While a lot of people hate dealing with the byes that come in the middle of the year, Week 1 is truly the most difficult to predict all season. Coaches like to keep their plans close to the vest, which means we have little knowledge of which players will touch the ball in which situations.
As a result, fantasy owners should lean toward the safer options to start the season. This includes a number of less exciting veterans who will be smarter picks than the rookies who were shooting up draft boards.
Here is a look at the projected top 50 scorers for Week 1 of 2014.
|Top 50 Fantasy Football Players: Week 1|
|Rank||Pos. Rank||Player||Team||Opp||Pass Yards||Rush Yards||Rec. Yards||TDs||Fantasy Pts.|
|19||QB13||Robert Griffin III||WAS||HOU||231||47||0||1||17|
While Peyton Manning might regress a bit from his unbelievable 2013 season, he still has plenty of weapons and an offensive line that will give him time to succeed. Even against a solid defense in Indianapolis, he will post big numbers.

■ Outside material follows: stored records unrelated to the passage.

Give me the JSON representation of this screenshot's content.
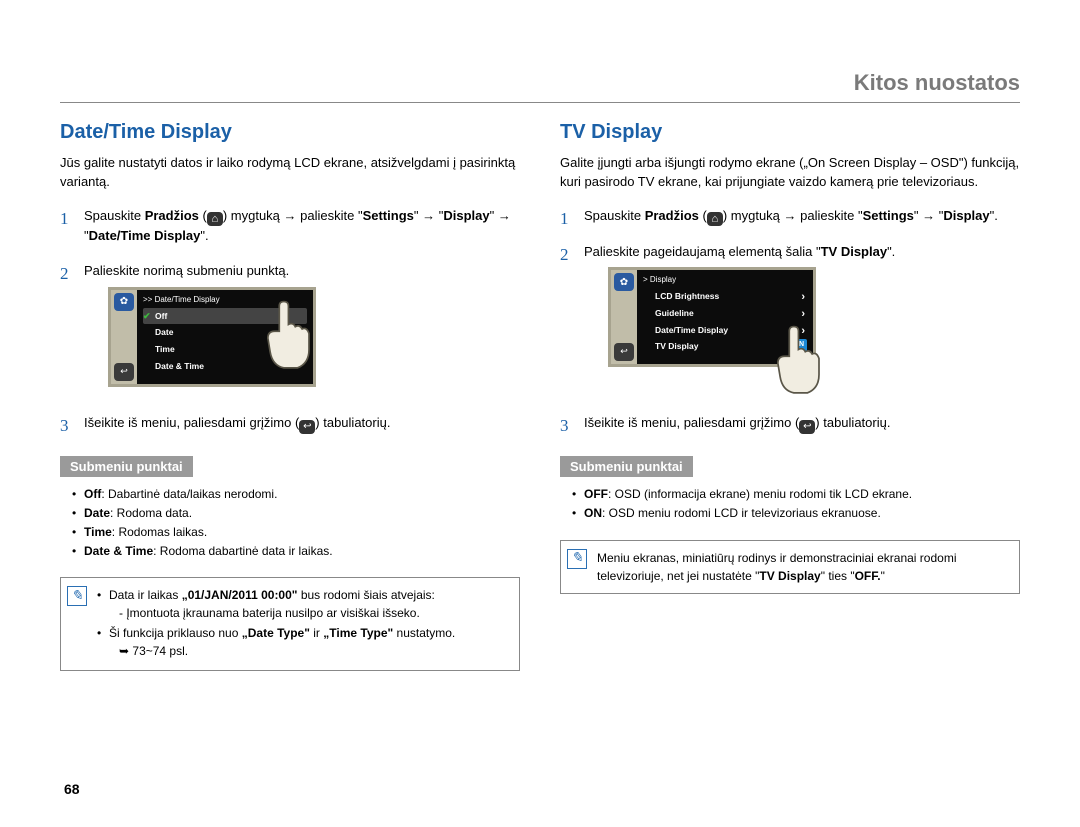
{
  "chapter": "Kitos nuostatos",
  "page_number": "68",
  "left": {
    "title": "Date/Time Display",
    "intro": "Jūs galite nustatyti datos ir laiko rodymą LCD ekrane, atsižvelgdami į pasirinktą variantą.",
    "step1_a": "Spauskite ",
    "step1_b": "Pradžios",
    "step1_c": " (",
    "step1_d": ") mygtuką ",
    "step1_arrow": "→",
    "step1_e": " palieskite \"",
    "step1_f": "Settings",
    "step1_g": "\" ",
    "step1_h": " \"",
    "step1_i": "Display",
    "step1_j": "\" ",
    "step1_k": " \"",
    "step1_l": "Date/Time Display",
    "step1_m": "\".",
    "step2": "Palieskite norimą submeniu punktą.",
    "step3_a": "Išeikite iš meniu, paliesdami grįžimo (",
    "step3_b": ") tabuliatorių.",
    "device": {
      "header": ">> Date/Time Display",
      "rows": [
        "Off",
        "Date",
        "Time",
        "Date & Time"
      ]
    },
    "sub_heading": "Submeniu punktai",
    "sub_items": [
      {
        "term": "Off",
        "desc": ": Dabartinė data/laikas nerodomi."
      },
      {
        "term": "Date",
        "desc": ": Rodoma data."
      },
      {
        "term": "Time",
        "desc": ": Rodomas laikas."
      },
      {
        "term": "Date & Time",
        "desc": ": Rodoma dabartinė data ir laikas."
      }
    ],
    "note": {
      "line1_a": "Data ir laikas ",
      "line1_b": "„01/JAN/2011 00:00\"",
      "line1_c": " bus rodomi šiais atvejais:",
      "sub1": "- Įmontuota įkraunama baterija nusilpo ar visiškai išseko.",
      "line2_a": "Ši funkcija priklauso nuo ",
      "line2_b": "„Date Type\"",
      "line2_c": " ir ",
      "line2_d": "„Time Type\"",
      "line2_e": " nustatymo.",
      "pageref": "➥ 73~74 psl."
    }
  },
  "right": {
    "title": "TV Display",
    "intro": "Galite įjungti arba išjungti rodymo ekrane („On Screen Display – OSD\") funkciją, kuri pasirodo TV ekrane, kai prijungiate vaizdo kamerą prie televizoriaus.",
    "step1_a": "Spauskite ",
    "step1_b": "Pradžios",
    "step1_c": " (",
    "step1_d": ") mygtuką ",
    "step1_arrow": "→",
    "step1_e": " palieskite \"",
    "step1_f": "Settings",
    "step1_g": "\" ",
    "step1_h": " \"",
    "step1_i": "Display",
    "step1_j": "\".",
    "step2_a": "Palieskite pageidaujamą elementą šalia \"",
    "step2_b": "TV Display",
    "step2_c": "\".",
    "step3_a": "Išeikite iš meniu, paliesdami grįžimo (",
    "step3_b": ") tabuliatorių.",
    "device": {
      "header": "> Display",
      "rows": [
        "LCD Brightness",
        "Guideline",
        "Date/Time Display",
        "TV Display"
      ],
      "on": "ON"
    },
    "sub_heading": "Submeniu punktai",
    "sub_items": [
      {
        "term": "OFF",
        "desc": ": OSD (informacija ekrane) meniu rodomi tik LCD ekrane."
      },
      {
        "term": "ON",
        "desc": ": OSD meniu rodomi LCD ir televizoriaus ekranuose."
      }
    ],
    "note": {
      "text_a": "Meniu ekranas, miniatiūrų rodinys ir demonstraciniai ekranai rodomi televizoriuje, net jei nustatėte \"",
      "text_b": "TV Display",
      "text_c": "\" ties \"",
      "text_d": "OFF.",
      "text_e": "\""
    }
  }
}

On the other hand, fans might want to temper expectations for normally solid players such as Aaron Rodgers and Cam Newton. Rodgers is still one of the best players in the league at his position, but facing the Seattle Seahawks defense is never easy.
Newton has been dealing with a rib injury, but he is confident he will play this week, via Joe Person of The Charlotte Observer:
Still, considering his various injuries and his lack of receiving targets, it might be smart to stay away from Newton at this point.
You will see many of the same running backs near the top of lists almost every week, as LeSean McCoy, Jamaal Charles, Matt Forte and Adrian Peterson are among the best in the league. McCoy could have a better-than-average week against the Jacksonville Jaguars.
Two players higher on this list than in most fantasy drafts are Arian Foster and Zac Stacy, two players who should be solid against questionable competition to start the season. Foster is a health concern, but the first game of the year should not slow him down.
The running backs to be careful about if you have alternatives are Le'Veon Bell, Ryan Mathews and Chris Johnson. Obviously, they were likely high picks in most drafts, but it is hard to predict a breakdown of carries, as LeGarrette Blount, Donald Brown/Danny Woodhead and Chris Ivory can steal touches—and touchdowns—in each case.
Also, do not forget to take Ray Rice out of your lineup as he serves his two-game suspension.
The best receivers were high on draft lists for a reason, and there is no reason to doubt them now. Calvin Johnson, Demaryius Thomas, Brandon Marshall and others should be top options every week, regardless of the matchup.
Dez Bryant has an easier opponent than many think, as the San Francisco 49ers have a completely rebuilt secondary that might not be ready for an elite receiver.
One name to watch out for early is Emmanuel Sanders, who fills in for Eric Decker in the Broncos offense. While this goes against the logic of playing people with secure roles, CBS' Jim Nantz thinks big things are ahead for the former Pittsburgh Steelers receiver:
That is the opposite of Decker and DeSean Jackson, who had big years but now go to weaker, less consistent offenses. Fantasy owners should not expect the same results.
Jimmy Graham is the best tight end in fantasy football, and it is not even close. Every week, he is a threat for at least one touchdown, and he can rack up the yards to be a strong play regardless.
After that, Julius Thomas and Rob Gronkowski are both top options when healthy.
However, many of the other options require seeing how they are used first. Breakout projects such as Ladarius Green, Zach Ertz or Travis Kelce could be great, but they also could easily be shut out.
Fantasy owners would be smart to roll with a veteran such as Heath Miller, Dennis Pitta or Greg Olsen in the first week.
Follow Rob Goldberg on Twitter for the latest breaking news and analysis.